Starting in its earliest days, Georgia developed a unique architectural style that is most visible in religious structures dating as far back as the sixth century A.D. The cupola structure typical of Georgian churches probably was based on circular domestic dwellings that existed as early as 3000 B.C. Roman, Greek, and Syrian architecture also influenced this style. Persian occupation added a new element, and in the nineteenth century Russian domination created a hybrid architectural style visible in many buildings in Tbilisi. The so-called Stalinist architecture of the mid-twentieth century also left its mark on the capital.
Like literature, Georgian mural painting reached a zenith during the golden age of the twelfth and thirteenth centuries. Featuring both religious and secular themes, many monuments of this and the later Byzantine- and Persian-influenced periods were destroyed by the Russians in the nineteenth century. Examples of Georgian religious painting remain in some of the old churches. Stone carving and metalworking traditions had developed in antiquity, when Roman and Greek techniques were incorporated. In the golden age, sculpture was applied most often to the outside of buildings. In the twentieth century, several Georgian sculptors have gained international recognition. Among them is Elguja Amasukheli, whose monuments are landmarks in Tbilisi.

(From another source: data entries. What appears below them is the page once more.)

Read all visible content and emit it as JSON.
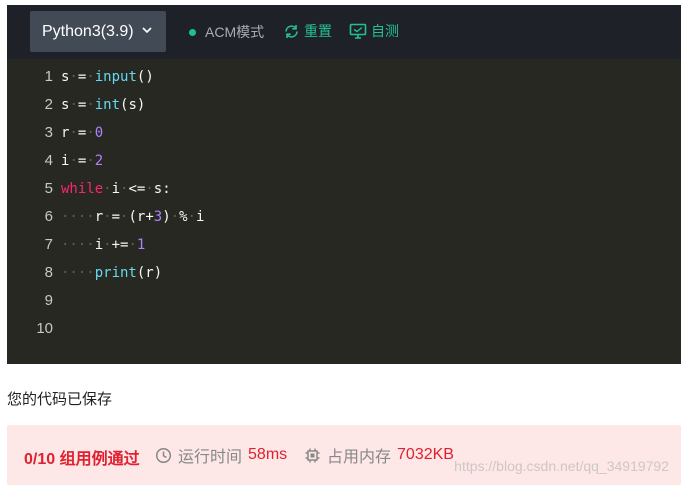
{
  "toolbar": {
    "language": "Python3(3.9)",
    "mode": "ACM模式",
    "reset": "重置",
    "self_test": "自测"
  },
  "editor": {
    "line_numbers": [
      "1",
      "2",
      "3",
      "4",
      "5",
      "6",
      "7",
      "8",
      "9",
      "10"
    ],
    "lines": [
      [
        [
          "s"
        ],
        [
          " ",
          " ws"
        ],
        [
          "="
        ],
        [
          " ",
          " ws"
        ],
        [
          "input",
          "fn"
        ],
        [
          "()"
        ]
      ],
      [
        [
          "s"
        ],
        [
          " ",
          " ws"
        ],
        [
          "="
        ],
        [
          " ",
          " ws"
        ],
        [
          "int",
          "fn"
        ],
        [
          "(s)"
        ]
      ],
      [
        [
          "r"
        ],
        [
          " ",
          " ws"
        ],
        [
          "="
        ],
        [
          " ",
          " ws"
        ],
        [
          "0",
          "num"
        ]
      ],
      [
        [
          "i"
        ],
        [
          " ",
          " ws"
        ],
        [
          "="
        ],
        [
          " ",
          " ws"
        ],
        [
          "2",
          "num"
        ]
      ],
      [
        [
          "while",
          "kw"
        ],
        [
          " ",
          " ws"
        ],
        [
          "i"
        ],
        [
          " ",
          " ws"
        ],
        [
          "<="
        ],
        [
          " ",
          " ws"
        ],
        [
          "s:"
        ]
      ],
      [
        [
          "····",
          "ws"
        ],
        [
          "r"
        ],
        [
          " ",
          " ws"
        ],
        [
          "="
        ],
        [
          " ",
          " ws"
        ],
        [
          "(r+"
        ],
        [
          "3",
          "num"
        ],
        [
          ")"
        ],
        [
          " ",
          " ws"
        ],
        [
          "%"
        ],
        [
          " ",
          " ws"
        ],
        [
          "i"
        ]
      ],
      [
        [
          "····",
          "ws"
        ],
        [
          "i"
        ],
        [
          " ",
          " ws"
        ],
        [
          "+="
        ],
        [
          " ",
          " ws"
        ],
        [
          "1",
          "num"
        ]
      ],
      [
        [
          "····",
          "ws"
        ],
        [
          "print",
          "fn"
        ],
        [
          "(r)"
        ]
      ],
      [],
      []
    ]
  },
  "status": {
    "saved": "您的代码已保存"
  },
  "result": {
    "summary": "0/10 组用例通过",
    "time_label": "运行时间",
    "time_value": "58ms",
    "memory_label": "占用内存",
    "memory_value": "7032KB",
    "watermark": "https://blog.csdn.net/qq_34919792"
  },
  "colors": {
    "accent": "#25c08f",
    "error": "#e0212f",
    "error_bg": "#fde7e7",
    "editor_bg": "#272822"
  }
}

Metalworking was well established in the Caucasus among the ancestors of the Georgians as early as the Bronze Age (second millennium B.C.). This art form, applied to both religious and secular subjects, declined in the Middle Ages.
Data as of March 1994